• Work instructions: Repeat each record word for word.
· · · · · · ·
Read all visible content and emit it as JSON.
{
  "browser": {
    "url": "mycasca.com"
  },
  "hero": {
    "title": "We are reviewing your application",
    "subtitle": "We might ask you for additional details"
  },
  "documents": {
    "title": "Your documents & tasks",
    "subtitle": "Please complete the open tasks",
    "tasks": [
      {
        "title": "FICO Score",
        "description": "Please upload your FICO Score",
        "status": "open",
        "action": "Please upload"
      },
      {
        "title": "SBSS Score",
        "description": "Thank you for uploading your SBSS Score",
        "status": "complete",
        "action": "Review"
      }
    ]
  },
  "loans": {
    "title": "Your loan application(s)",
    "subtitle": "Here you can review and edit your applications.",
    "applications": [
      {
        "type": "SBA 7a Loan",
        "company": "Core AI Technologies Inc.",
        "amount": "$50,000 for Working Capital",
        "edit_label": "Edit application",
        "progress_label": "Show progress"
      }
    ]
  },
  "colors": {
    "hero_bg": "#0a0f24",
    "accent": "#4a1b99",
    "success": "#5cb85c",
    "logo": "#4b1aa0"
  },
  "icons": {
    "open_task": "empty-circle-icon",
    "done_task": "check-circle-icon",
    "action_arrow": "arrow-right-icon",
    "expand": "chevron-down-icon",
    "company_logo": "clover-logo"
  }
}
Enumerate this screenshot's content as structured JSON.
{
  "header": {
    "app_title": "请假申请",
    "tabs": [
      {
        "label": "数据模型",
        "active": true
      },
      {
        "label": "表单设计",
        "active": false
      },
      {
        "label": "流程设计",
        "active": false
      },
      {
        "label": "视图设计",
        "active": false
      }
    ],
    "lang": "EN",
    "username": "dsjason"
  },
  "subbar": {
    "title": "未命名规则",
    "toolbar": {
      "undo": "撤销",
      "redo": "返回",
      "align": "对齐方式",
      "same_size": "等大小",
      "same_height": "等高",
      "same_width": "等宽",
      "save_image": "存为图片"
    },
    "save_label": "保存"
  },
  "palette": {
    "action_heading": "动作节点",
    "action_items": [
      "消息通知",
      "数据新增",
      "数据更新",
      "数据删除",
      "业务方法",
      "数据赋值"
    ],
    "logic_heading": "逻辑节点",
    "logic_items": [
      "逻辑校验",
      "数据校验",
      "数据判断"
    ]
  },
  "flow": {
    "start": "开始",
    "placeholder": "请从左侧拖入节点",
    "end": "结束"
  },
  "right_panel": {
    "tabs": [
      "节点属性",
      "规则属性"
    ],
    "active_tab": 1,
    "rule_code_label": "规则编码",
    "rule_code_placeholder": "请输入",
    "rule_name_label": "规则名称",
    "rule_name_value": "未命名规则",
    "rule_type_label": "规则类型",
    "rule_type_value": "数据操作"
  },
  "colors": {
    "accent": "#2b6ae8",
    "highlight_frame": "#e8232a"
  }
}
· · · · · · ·
• Worked solution:
Read all visible content and emit it as JSON.
{
  "browser": {
    "url": "mycasca.com"
  },
  "hero": {
    "title": "We are reviewing your application",
    "subtitle": "We might ask you for additional details"
  },
  "documents": {
    "title": "Your documents & tasks",
    "subtitle": "Please complete the open tasks",
    "tasks": [
      {
        "title": "FICO Score",
        "description": "Please upload your FICO Score",
        "status": "open",
        "action": "Please upload"
      },
      {
        "title": "SBSS Score",
        "description": "Thank you for uploading your SBSS Score",
        "status": "complete",
        "action": "Review"
      }
    ]
  },
  "loans": {
    "title": "Your loan application(s)",
    "subtitle": "Here you can review and edit your applications.",
    "applications": [
      {
        "type": "SBA 7a Loan",
        "company": "Core AI Technologies Inc.",
        "amount": "$50,000 for Working Capital",
        "edit_label": "Edit application",
        "progress_label": "Show progress"
      }
    ]
  },
  "colors": {
    "hero_bg": "#0a0f24",
    "accent": "#4a1b99",
    "success": "#5cb85c",
    "logo": "#4b1aa0"
  },
  "icons": {
    "open_task": "empty-circle-icon",
    "done_task": "check-circle-icon",
    "action_arrow": "arrow-right-icon",
    "expand": "chevron-down-icon",
    "company_logo": "clover-logo"
  }
}
Enumerate this screenshot's content as structured JSON.
{
  "header": {
    "app_title": "请假申请",
    "tabs": [
      {
        "label": "数据模型",
        "active": true
      },
      {
        "label": "表单设计",
        "active": false
      },
      {
        "label": "流程设计",
        "active": false
      },
      {
        "label": "视图设计",
        "active": false
      }
    ],
    "lang": "EN",
    "username": "dsjason"
  },
  "subbar": {
    "title": "未命名规则",
    "toolbar": {
      "undo": "撤销",
      "redo": "返回",
      "align": "对齐方式",
      "same_size": "等大小",
      "same_height": "等高",
      "same_width": "等宽",
      "save_image": "存为图片"
    },
    "save_label": "保存"
  },
  "palette": {
    "action_heading": "动作节点",
    "action_items": [
      "消息通知",
      "数据新增",
      "数据更新",
      "数据删除",
      "业务方法",
      "数据赋值"
    ],
    "logic_heading": "逻辑节点",
    "logic_items": [
      "逻辑校验",
      "数据校验",
      "数据判断"
    ]
  },
  "flow": {
    "start": "开始",
    "placeholder": "请从左侧拖入节点",
    "end": "结束"
  },
  "right_panel": {
    "tabs": [
      "节点属性",
      "规则属性"
    ],
    "active_tab": 1,
    "rule_code_label": "规则编码",
    "rule_code_placeholder": "请输入",
    "rule_name_label": "规则名称",
    "rule_name_value": "未命名规则",
    "rule_type_label": "规则类型",
    "rule_type_value": "数据操作"
  },
  "colors": {
    "accent": "#2b6ae8",
    "highlight_frame": "#e8232a"
  }
}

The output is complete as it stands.